If you or your loved one has ever had conjunctivitis, you’ve probably been warned by your eye doctor to be careful about spreading it to someone else. But just why is conjunctivitis so contagious? How can something that only affects your eyes be transmitted to someone else? The answer lies in how humans tend to behave as well as how the infection itself behaves.
Conjunctivitis Can be Bacterial or Viral
The important thing to know about conjunctivitis is that it can be caused by either a bacterial infection or a viral infection. Bacteria and viruses tend to behave in different ways and can be transmitted in different ways. Bacterium tends to be transmitted by direct contact. Imagine if you have bacteria on a tissue and then someone else picks up that tissue and the bacteria gets on their hands. Viruses may be transmitted through the air. The common cold is a virus that can be spread through sneezing or coughing. The virus particles travel through the air and then land on someone else. Because conjunctivitis can be either bacterial or viral, it is more contagious than some other infections.
The Incubation Period For Conjunctivitis is Long
Another reason that conjunctivitis is so contagious is that the incubation period is long. A person can be infected without exhibiting symptoms for between 24 and 72 hours. Since bacteria can survive on surfaces for around eight hours, you could accidentally be contaminating surfaces around your home, office or classroom without realizing that you’re spreading conjunctivitis.
People Touch Their Eyes and Faces All the Time
The main reason why conjunctivitis spreads so easily has to do with how people behave. While reading this article you probably touched your face at least once. People unconsciously touch their eyes and faces all the time. If fingers have come into contact with conjunctivitis, that gets transmitted into the eyes.
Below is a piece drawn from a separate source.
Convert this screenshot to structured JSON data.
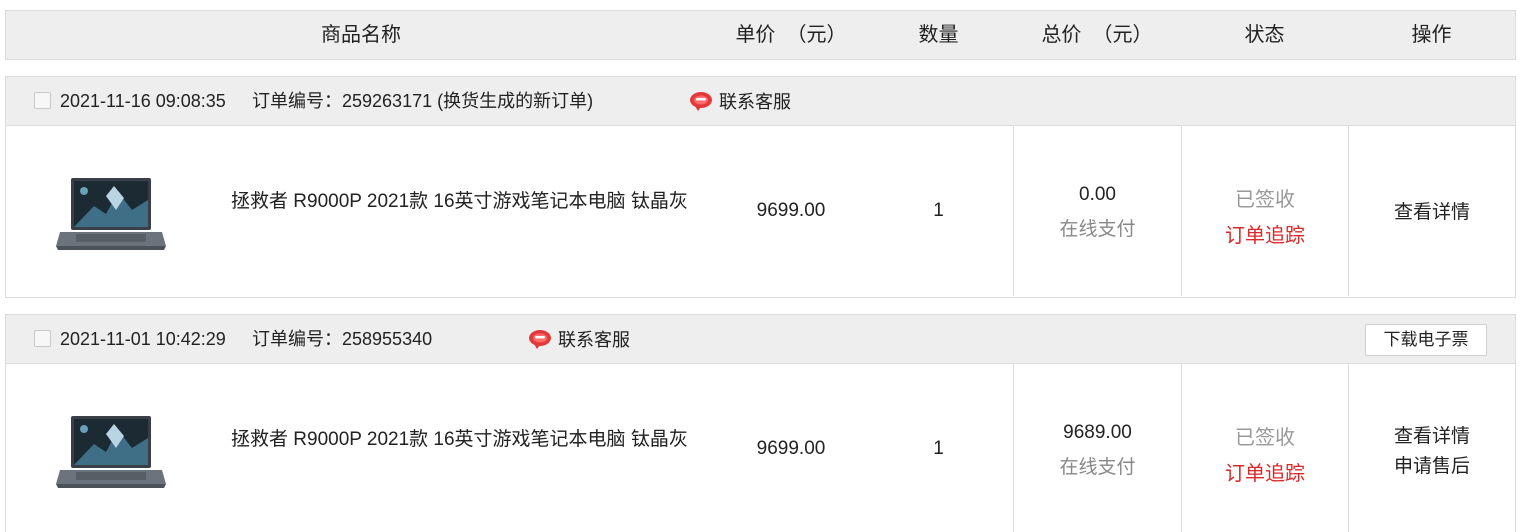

If you do develop conjunctivitis, do your best to stay home and wash hands often. This will help to contain the spread.